Proper and meaningful dialogue
Gabe Griggs | Wednesday, November 20, 2013
Imagine, for a moment, that you are having a heartfelt conversation with someone whom you love deeply, perhaps a friend or a family member. You believe his actions have become detrimental. Maybe his weekend habits have gotten out of hand, he picked up an addiction or his priorities have shifted for the worst.
These are all difficult topics to address because of the corrective or even chastising nature of the conversation. What can make these conversations easier, though, is that individuals often recognize their own detrimental habits.
When they recognize their own negative behavior, engaging in conversation about it has a higher chance of producing positive results.
Notice, that in this conversation there is a universally understood right and wrong. The conversation is not between two people who disagree on a fundamental level, but between two people who both know the correct path.
Notice, too, that I describe this as “conversation” to describe this scenario instead of “dialogue.” Dialogue, unlike conversation, implies the two people talking disagree on the correct path to follow in solving the problem or in living correctly. We are often encouraged to partake in dialogue rather than conversation, and, this being the case, the nature of dialogue is something to consider in order to understand more fully what the fruits of dialogue might be.
A dialogue, by its nature, is going to involve multiple opposing viewpoints – often two opposing worldviews that have been shaped by years of experience and reasoning. Furthermore, the majority of dialogues involve good-willed interlocutors.
The problem, of course, has to do with the principle of non-contradiction: If these worldviews are at odds (mutually exclusive), then, in most situations, one worldview will be correct or more correct in the aggregate sum than the other.
This fact brings us back to our initial hypothetical conversation in which there is an element of correction. Our dialogue, then, will have two good-willed interlocutors who are trying to correct each other and who both believe that their worldview is the correct one. How, then, are we to bear fruit from dialogue? And, furthermore, what is a true dialogue going to look like?
Regarding the first question, the answer seems to be pretty clear: Dialogue must be carried on with honesty, diligence and charity. Without regard for the truth, a dialogue loses its means of operation and its entire purpose. Without diligence on the part of the interlocutors, no one will be properly informed such that the discussion will be fruitful.
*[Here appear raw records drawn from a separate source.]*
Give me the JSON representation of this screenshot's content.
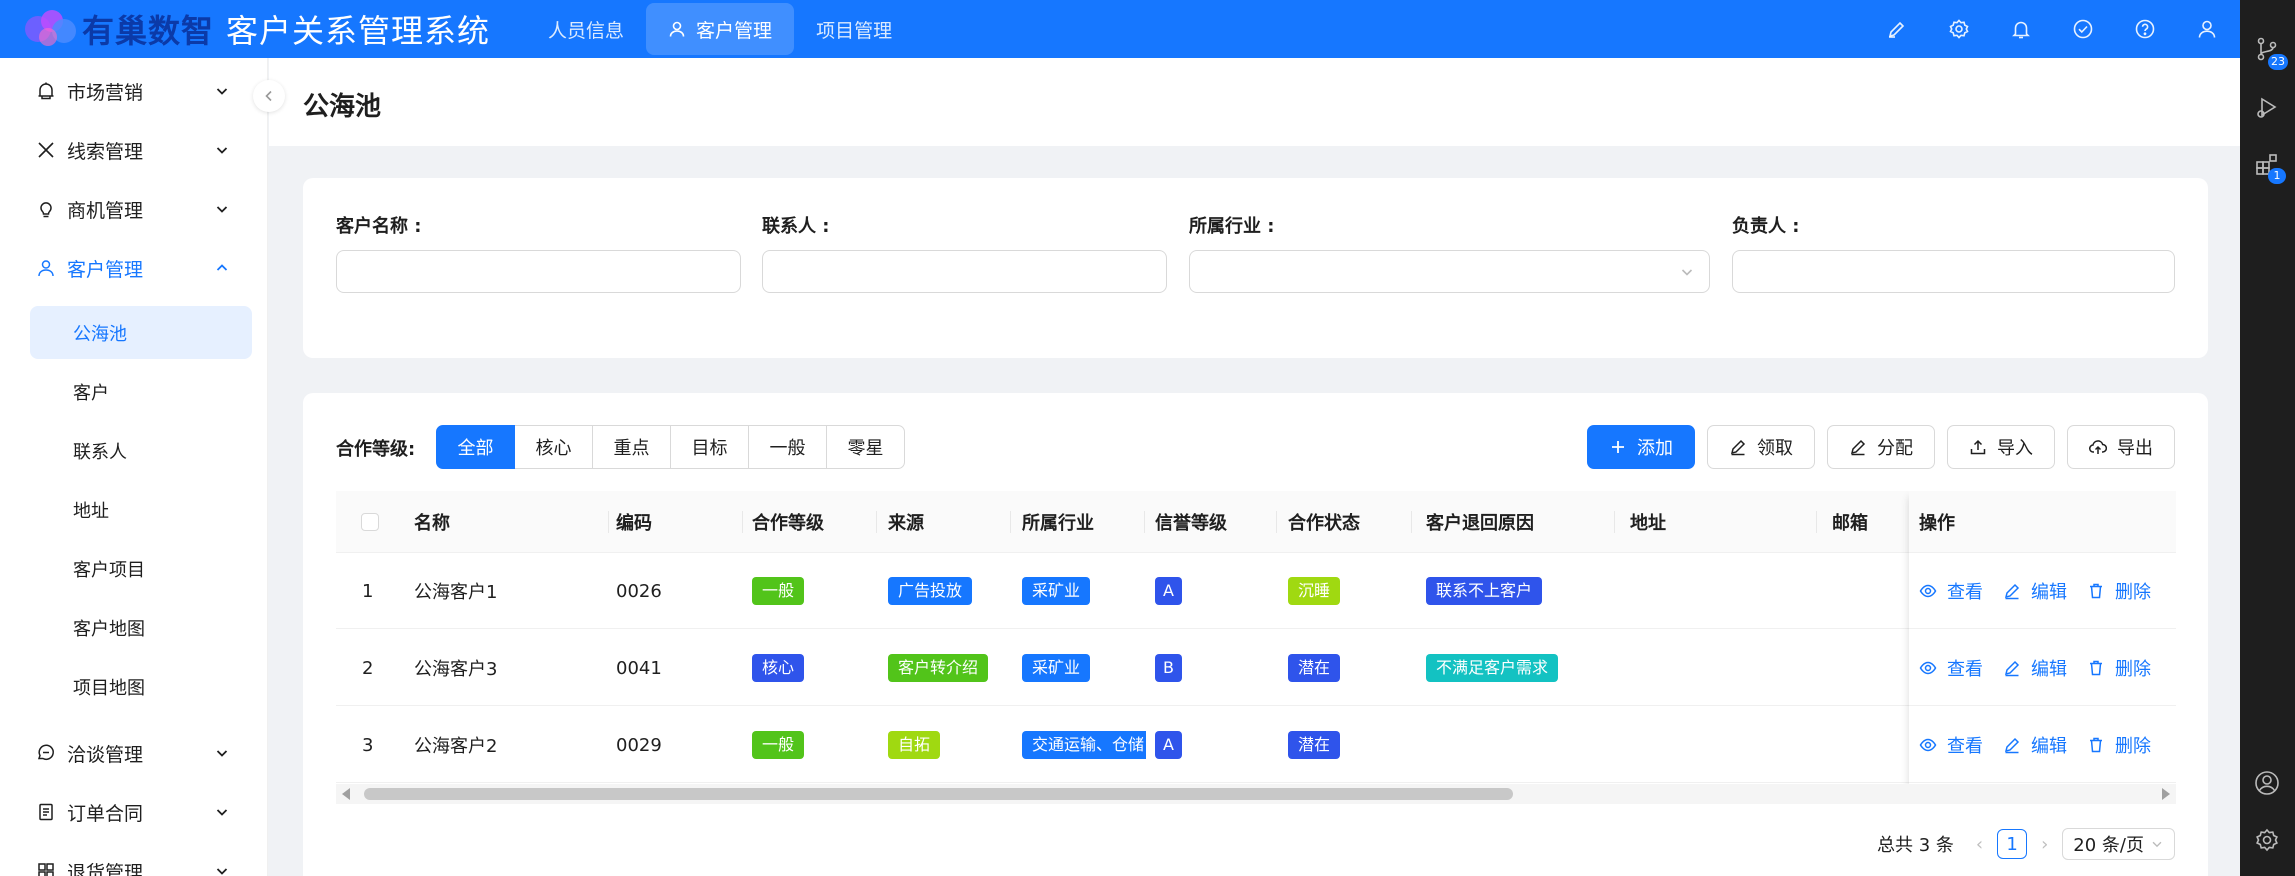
{
  "header": {
    "brand_text": "有巢数智",
    "app_title": "客户关系管理系统",
    "nav": [
      {
        "label": "人员信息"
      },
      {
        "label": "客户管理"
      },
      {
        "label": "项目管理"
      }
    ],
    "icons": [
      "brush-icon",
      "gear-icon",
      "bell-icon",
      "check-circle-icon",
      "help-icon",
      "user-icon"
    ],
    "accent_color": "#1677ff"
  },
  "rail": {
    "badges": [
      "23",
      "1"
    ]
  },
  "sidebar": {
    "items": [
      {
        "label": "市场营销"
      },
      {
        "label": "线索管理"
      },
      {
        "label": "商机管理"
      },
      {
        "label": "客户管理"
      },
      {
        "label": "洽谈管理"
      },
      {
        "label": "订单合同"
      },
      {
        "label": "退货管理"
      }
    ],
    "sub_items": [
      {
        "label": "公海池"
      },
      {
        "label": "客户"
      },
      {
        "label": "联系人"
      },
      {
        "label": "地址"
      },
      {
        "label": "客户项目"
      },
      {
        "label": "客户地图"
      },
      {
        "label": "项目地图"
      }
    ]
  },
  "page": {
    "title": "公海池"
  },
  "search": {
    "fields": [
      {
        "label": "客户名称 :",
        "value": ""
      },
      {
        "label": "联系人 :",
        "value": ""
      },
      {
        "label": "所属行业 :",
        "value": ""
      },
      {
        "label": "负责人 :",
        "value": ""
      }
    ]
  },
  "filter": {
    "label": "合作等级:",
    "options": [
      "全部",
      "核心",
      "重点",
      "目标",
      "一般",
      "零星"
    ],
    "selected": "全部"
  },
  "actions": {
    "add": "添加",
    "claim": "领取",
    "assign": "分配",
    "import": "导入",
    "export": "导出"
  },
  "table": {
    "columns": [
      "名称",
      "编码",
      "合作等级",
      "来源",
      "所属行业",
      "信誉等级",
      "合作状态",
      "客户退回原因",
      "地址",
      "邮箱",
      "操作"
    ],
    "rows": [
      {
        "index": "1",
        "name": "公海客户1",
        "code": "0026",
        "level": "一般",
        "source": "广告投放",
        "industry": "采矿业",
        "credit": "A",
        "status": "沉睡",
        "reason": "联系不上客户"
      },
      {
        "index": "2",
        "name": "公海客户3",
        "code": "0041",
        "level": "核心",
        "source": "客户转介绍",
        "industry": "采矿业",
        "credit": "B",
        "status": "潜在",
        "reason": "不满足客户需求"
      },
      {
        "index": "3",
        "name": "公海客户2",
        "code": "0029",
        "level": "一般",
        "source": "自拓",
        "industry": "交通运输、仓储",
        "credit": "A",
        "status": "潜在",
        "reason": ""
      }
    ],
    "row_actions": {
      "view": "查看",
      "edit": "编辑",
      "delete": "删除"
    },
    "tag_colors": {
      "一般": "#52c41a",
      "核心": "#2f54eb",
      "广告投放": "#1677ff",
      "客户转介绍": "#52c41a",
      "自拓": "#a0d911",
      "采矿业": "#1677ff",
      "交通运输、仓储": "#1677ff",
      "A": "#2f54eb",
      "B": "#2f54eb",
      "沉睡": "#a0d911",
      "潜在": "#2f54eb",
      "联系不上客户": "#2f54eb",
      "不满足客户需求": "#13c2c2"
    }
  },
  "pagination": {
    "total_text": "总共 3 条",
    "current_page": "1",
    "page_size": "20 条/页"
  }
}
Without charity, the dialogue will be stifled by the limitations of language to express meaning and the frailty of reason to hold itself to the highest standards of logical coherence.
To determine what true dialogue looks like, I turn to Pope Benedict’s “Introduction to Christianity”: “No real dialogue yet takes place where men are still only talking about something. The conversation between men comes into its own only when they are trying, no longer to express something, but to express themselves, when dialogue becomes communication.” For Benedict, dialogue is not merely an intellectual endeavor or a skirmish of reason; it is the expression of oneself through communication. This means the value of the dialogue is not necessarily judged by the ability to convert one side or the other, but by the ability to truly communicate oneself to another.
Ultimately, we see true dialogue is communication and expression of oneself. As frustrating as it can be to enter into dialogue and not want to “convert” the other side, we can take solace in knowing that true dialogue is a worthwhile endeavor in and of itself. It does not need to be a means to an end. This may frustrate the logical mind that seeks unity and coherence. We must hope, however, that through the course of true expression of ourselves to others, we may eventually come to agree on the truth of the matter.
Gabe Griggs is a senior in the Program of Liberal Studies. He can be reached at email@example.com
The views expressed in this column are those of the author and not necessarily those of The Observer.